Trebek also said in interviews that he was receiving an experimental immunotherapy.
Immunotherapy works by using the patient’s own immune system to recognize, attack and kill their cancer cells. Typically, immunotherapy approaches require activating the immune system and suppressing efforts by the cancer cells to hide from the immune system.
To date, immunotherapy has not shown success by itself for most pancreatic cancer patients. A small subset of pancreatic cancer patients respond to a checkpoint inhibitor approach, depending on their tumor’s biology.
Therefore, many immunotherapy drugs are being tested in combination with other treatment options, like chemotherapy, to improve their effectiveness in patients with pancreatic cancer.
For all pancreatic cancer patients, PanCAN strongly recommends clinical trials at diagnosis and during every treatment decision.
In the fight against pancreatic cancer, clinical trials often provide the best treatment options, and they give patients early access to cutting-edge treatments that can lead to progress in research and better outcomes. Every treatment available today was approved through a clinical trial, which is why it is so important for patients to enroll and participate.
Every patient is unique, so it is important to discuss what clinical trials may be right with one of PanCAN’s Patient Services expert case managers.

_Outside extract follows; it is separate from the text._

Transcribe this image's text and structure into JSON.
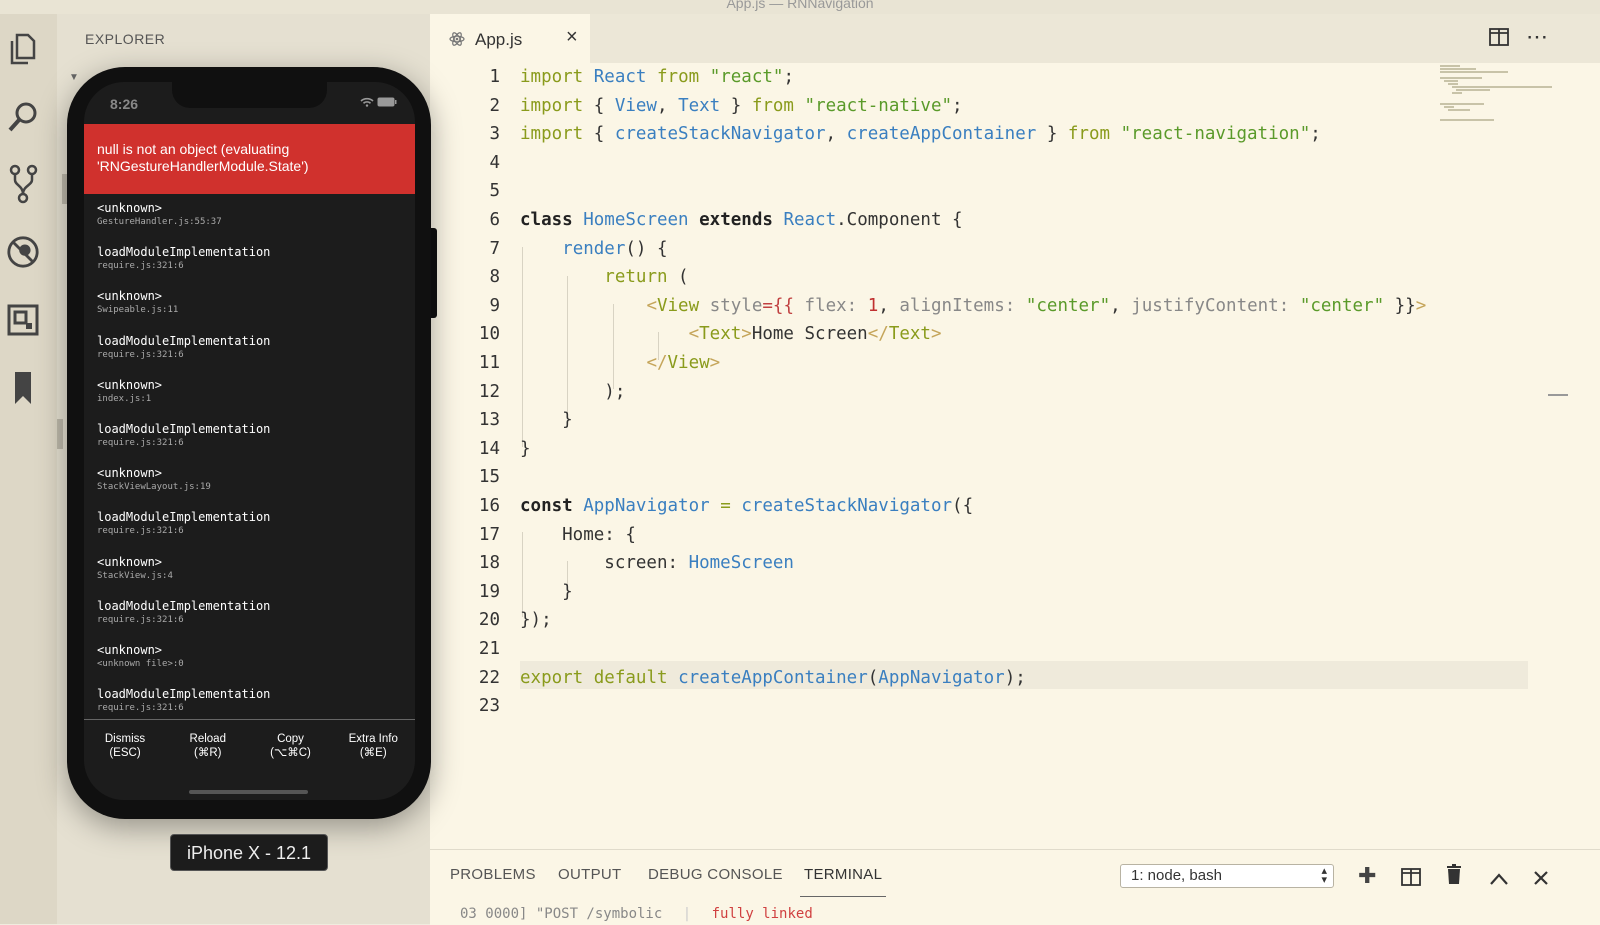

PanCAN also recommends that all patients get genetic and biomarker testing to determine the best treatment options for them. Genetic testing evaluates a patient’s saliva or blood for alterations they’re born with, and biomarker testing looks at a sample of a patient’s tumor for any changes in their DNA or protein.
Pancreatic cancer has been in the news recently due to the passing of Civil Rights legend John Lewis and the update from Supreme Court Justice Ruth Bader Ginsburg, a pancreatic cancer survivor, that she is undergoing chemotherapy again.
Since his pancreatic cancer diagnosis, Trebek has become a public advocate, sharing updates about his journey, attending PanCAN’s PurpleStride event in Los Angeles last year and appearing in a global PSA for Pancreatic Cancer Awareness Month last November.
Any treatments, including clinical trials, mentioned in this story may not be appropriate or available for all patients. Doctors take many things into account when prescribing treatments including the stage and type of cancer and the overall health of the patient.